Tonight Otepoti (who, quite wonderfully, is visiting me from her home in what she calls the ass-end of the world) and I had a discussion about sin.  We were talking, specifically, about whether committing bad acts made one essentially bad, while, conversely, committing good acts made one essentially good.  Otepoti wisely observed that we are all essentially bad -- which dovetailed nicely with a realization I had the other day that we are, also, all essentially disabled.  Only God is good.  Only God is sound, only God is whole. And it is only -- only -- through His mercy that we are saved from our own neuroses, pettinesses, and egregiousness.

We are all losers.  That is why, at the name of Jesus, every knee shall bend, in heaven and on earth and under the earth.  That is why we need Him.  That is why we cling to Him, why we celebrate His death and resurrection.  To paraphrase another wise woman, if it wasn't for Jesus, we'd all be bad.

A blessed Triduum and Happy Easter and much love to you all.

Tuesday, April 19, 2011

"We belong to a Communion of Sinners"

What kind of man would choose alcohol over family, work, and even his own health?  What kind of man is willing to admit that, at the very core of who he is, there is something profoundly distasteful and unnatural? . . . . A person exactly like you and me—not with some passing, analogous resemblance, when squinted at through a pious lens—but exactly like you and me.

I'm on light posting this month because of an intense level of busyness, but I wanted to make sure to link to Simcha Fisher's column at the National Catholic Register today.  It hits hard in exactly the right place.

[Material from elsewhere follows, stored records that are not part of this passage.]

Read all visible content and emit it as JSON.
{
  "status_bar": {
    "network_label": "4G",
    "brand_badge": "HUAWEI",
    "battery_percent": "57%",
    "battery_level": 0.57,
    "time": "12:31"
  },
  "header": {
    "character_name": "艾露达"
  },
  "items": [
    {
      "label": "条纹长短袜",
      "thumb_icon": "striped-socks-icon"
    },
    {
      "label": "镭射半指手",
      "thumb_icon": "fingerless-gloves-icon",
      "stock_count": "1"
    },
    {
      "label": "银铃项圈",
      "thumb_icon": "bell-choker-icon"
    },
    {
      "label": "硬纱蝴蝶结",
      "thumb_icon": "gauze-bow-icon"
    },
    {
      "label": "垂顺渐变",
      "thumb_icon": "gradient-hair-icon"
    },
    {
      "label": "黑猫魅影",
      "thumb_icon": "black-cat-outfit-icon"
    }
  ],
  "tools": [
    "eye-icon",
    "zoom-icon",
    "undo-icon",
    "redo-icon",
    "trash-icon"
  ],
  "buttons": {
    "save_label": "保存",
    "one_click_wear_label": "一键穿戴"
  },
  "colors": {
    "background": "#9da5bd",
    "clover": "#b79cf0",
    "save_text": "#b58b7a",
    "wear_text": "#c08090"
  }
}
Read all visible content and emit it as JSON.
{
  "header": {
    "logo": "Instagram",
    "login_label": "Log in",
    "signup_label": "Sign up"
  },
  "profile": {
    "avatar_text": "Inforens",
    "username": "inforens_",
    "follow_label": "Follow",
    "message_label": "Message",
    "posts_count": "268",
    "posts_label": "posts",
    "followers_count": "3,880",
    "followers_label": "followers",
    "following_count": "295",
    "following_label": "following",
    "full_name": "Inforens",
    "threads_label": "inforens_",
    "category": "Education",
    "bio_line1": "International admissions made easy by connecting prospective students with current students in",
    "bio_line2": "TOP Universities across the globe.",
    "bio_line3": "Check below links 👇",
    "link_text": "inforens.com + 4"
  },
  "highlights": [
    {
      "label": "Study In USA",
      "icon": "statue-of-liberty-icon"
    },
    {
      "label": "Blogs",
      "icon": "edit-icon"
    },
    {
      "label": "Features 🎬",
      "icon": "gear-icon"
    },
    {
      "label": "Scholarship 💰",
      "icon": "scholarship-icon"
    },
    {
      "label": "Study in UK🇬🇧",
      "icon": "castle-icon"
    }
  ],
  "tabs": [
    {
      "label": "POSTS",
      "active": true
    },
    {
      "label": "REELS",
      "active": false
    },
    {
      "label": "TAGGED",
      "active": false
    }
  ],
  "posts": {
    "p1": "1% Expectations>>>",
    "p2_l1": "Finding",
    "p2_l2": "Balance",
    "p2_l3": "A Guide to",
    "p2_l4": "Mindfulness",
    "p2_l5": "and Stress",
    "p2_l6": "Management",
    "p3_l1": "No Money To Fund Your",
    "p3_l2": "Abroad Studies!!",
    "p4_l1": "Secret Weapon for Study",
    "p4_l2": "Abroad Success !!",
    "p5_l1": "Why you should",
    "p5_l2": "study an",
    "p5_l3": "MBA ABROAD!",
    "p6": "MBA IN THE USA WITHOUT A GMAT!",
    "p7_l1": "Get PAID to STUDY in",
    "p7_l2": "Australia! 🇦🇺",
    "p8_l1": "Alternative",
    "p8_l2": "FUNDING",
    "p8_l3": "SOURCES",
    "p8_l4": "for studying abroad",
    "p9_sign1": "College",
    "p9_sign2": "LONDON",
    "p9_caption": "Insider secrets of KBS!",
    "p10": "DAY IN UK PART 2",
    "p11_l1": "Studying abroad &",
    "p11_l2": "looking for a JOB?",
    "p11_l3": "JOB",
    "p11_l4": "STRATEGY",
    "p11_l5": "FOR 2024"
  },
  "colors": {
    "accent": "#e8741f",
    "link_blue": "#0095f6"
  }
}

Friday, April 8, 2011

Poetry Friday: Magic Words

This poem, translated from the Inuit, was the first poem I saw in New York City's wonderful Poetry in Motion project, which put poems in advertising spaces in the subways and buses.

In the very earliest time,
when both people and animals lived on earth,
a person could become an animal if he wanted to
and an animal could become a human being.
Sometimes they were people
and sometimes animals
and there was no difference.
All spoke the same language.
That was the time when words were like magic.
The human mind had mysterious powers.
A word spoken by chance
might have strange consequences.
It would suddenly come alive
and what people wanted to happen could happen—
all you had to do was say it.
Nobody can explain this:
That’s the way it was.

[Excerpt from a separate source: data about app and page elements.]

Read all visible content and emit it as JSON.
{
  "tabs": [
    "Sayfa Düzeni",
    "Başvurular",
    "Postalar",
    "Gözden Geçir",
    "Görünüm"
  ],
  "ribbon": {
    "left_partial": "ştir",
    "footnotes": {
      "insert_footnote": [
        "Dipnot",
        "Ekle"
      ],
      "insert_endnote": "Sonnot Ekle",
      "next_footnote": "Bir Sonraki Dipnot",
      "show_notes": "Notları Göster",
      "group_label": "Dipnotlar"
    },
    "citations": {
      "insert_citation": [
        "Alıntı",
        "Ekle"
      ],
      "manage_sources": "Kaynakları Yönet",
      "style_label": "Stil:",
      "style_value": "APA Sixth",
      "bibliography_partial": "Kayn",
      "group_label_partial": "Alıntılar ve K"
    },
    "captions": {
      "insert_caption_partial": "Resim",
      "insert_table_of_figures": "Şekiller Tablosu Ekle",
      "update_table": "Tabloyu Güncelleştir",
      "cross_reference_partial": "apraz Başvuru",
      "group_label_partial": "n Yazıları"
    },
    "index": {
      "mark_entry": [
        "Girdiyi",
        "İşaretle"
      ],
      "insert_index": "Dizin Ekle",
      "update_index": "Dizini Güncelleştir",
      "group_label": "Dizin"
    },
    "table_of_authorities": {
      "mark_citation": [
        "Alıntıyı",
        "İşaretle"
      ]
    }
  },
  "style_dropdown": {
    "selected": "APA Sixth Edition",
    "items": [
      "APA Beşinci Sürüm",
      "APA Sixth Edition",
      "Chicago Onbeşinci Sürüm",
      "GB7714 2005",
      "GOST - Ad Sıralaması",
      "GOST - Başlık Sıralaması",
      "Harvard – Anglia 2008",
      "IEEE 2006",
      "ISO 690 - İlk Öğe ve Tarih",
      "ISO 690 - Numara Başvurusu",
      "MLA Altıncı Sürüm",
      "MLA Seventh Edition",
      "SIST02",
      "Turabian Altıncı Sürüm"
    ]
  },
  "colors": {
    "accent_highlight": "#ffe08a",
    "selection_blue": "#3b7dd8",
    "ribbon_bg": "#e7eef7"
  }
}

More Poetry Friday at Madigan Reads.

Monday, April 4, 2011

"We are all beggars"

 My husband and I got married on the day that Pope John Paul II died, April 2, 2005, which was, that year, the vigil of Divine Mercy Sunday.  I've always felt that the day was especially blessed because of the Pope's passing into eternal life.  As you probably know, he will be beatified on this year's Divine Mercy Sunday, May 1, 2011.

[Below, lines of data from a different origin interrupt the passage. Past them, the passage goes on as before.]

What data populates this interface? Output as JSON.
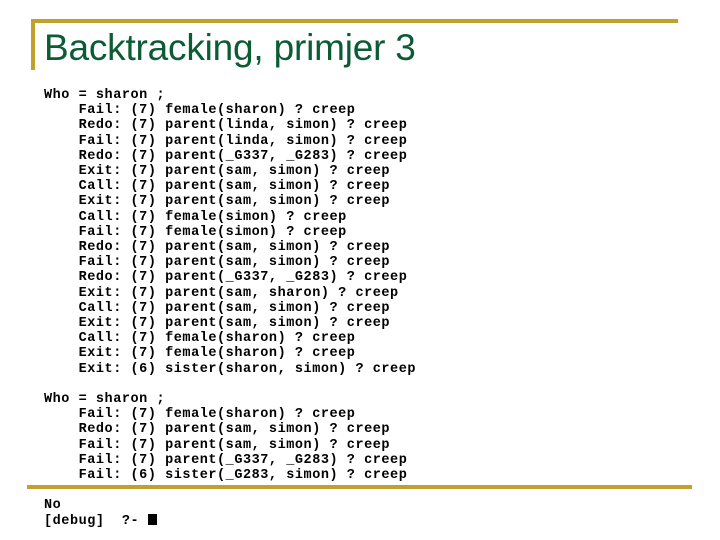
{
  "slide": {
    "title": "Backtracking, primjer 3",
    "title_color": "#0b5c34",
    "accent_color": "#bfa12c",
    "background_color": "#ffffff",
    "text_color": "#000000"
  },
  "console": {
    "lines": [
      "Who = sharon ;",
      "    Fail: (7) female(sharon) ? creep",
      "    Redo: (7) parent(linda, simon) ? creep",
      "    Fail: (7) parent(linda, simon) ? creep",
      "    Redo: (7) parent(_G337, _G283) ? creep",
      "    Exit: (7) parent(sam, simon) ? creep",
      "    Call: (7) parent(sam, simon) ? creep",
      "    Exit: (7) parent(sam, simon) ? creep",
      "    Call: (7) female(simon) ? creep",
      "    Fail: (7) female(simon) ? creep",
      "    Redo: (7) parent(sam, simon) ? creep",
      "    Fail: (7) parent(sam, simon) ? creep",
      "    Redo: (7) parent(_G337, _G283) ? creep",
      "    Exit: (7) parent(sam, sharon) ? creep",
      "    Call: (7) parent(sam, simon) ? creep",
      "    Exit: (7) parent(sam, simon) ? creep",
      "    Call: (7) female(sharon) ? creep",
      "    Exit: (7) female(sharon) ? creep",
      "    Exit: (6) sister(sharon, simon) ? creep",
      "",
      "Who = sharon ;",
      "    Fail: (7) female(sharon) ? creep",
      "    Redo: (7) parent(sam, simon) ? creep",
      "    Fail: (7) parent(sam, simon) ? creep",
      "    Fail: (7) parent(_G337, _G283) ? creep",
      "    Fail: (6) sister(_G283, simon) ? creep",
      "",
      "No"
    ],
    "prompt": "[debug]  ?- ",
    "cursor": "block-cursor"
  }
}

Should you ever have doubts about the man's own mercy and personal holiness, read on.

Friday, April 1, 2011

Poetry Friday: Thanks

with the night falling we are saying thank you 
we are stopping on the bridges to bow from the railings 
we are running out of the glass rooms 
with our mouths full of food to look at the sky 
and say thank you 
we are standing by the water thanking it 
smiling by the windows looking out 
in our directions 

back from a series of hospitals back from a mugging 
after funerals we are saying thank you 
after the news of the dead 
whether or not we knew them we are saying thank you

over telephones we are saying thank you 
in doorways and in the backs of cars and in elevators 
remembering wars and the police at the door 
and the beatings on stairs we are saying thank you 
in the banks we are saying thank you 
in the faces of the officials and the rich
and of all who will never change
we go on saying thank you thank you

with the animals dying around us 
our lost feelings we are saying thank you 
with the forests falling faster than the minutes 
of our lives we are saying thank you 
with the words going out like cells of a brain 
with the cities growing over us 
we are saying thank you faster and faster 
with nobody listening we are saying thank you 
we are saying thank you and waving 
dark though it is
 -- W.S. Merwin 

Today's Poetry Friday Roundup is at The Poem Farm.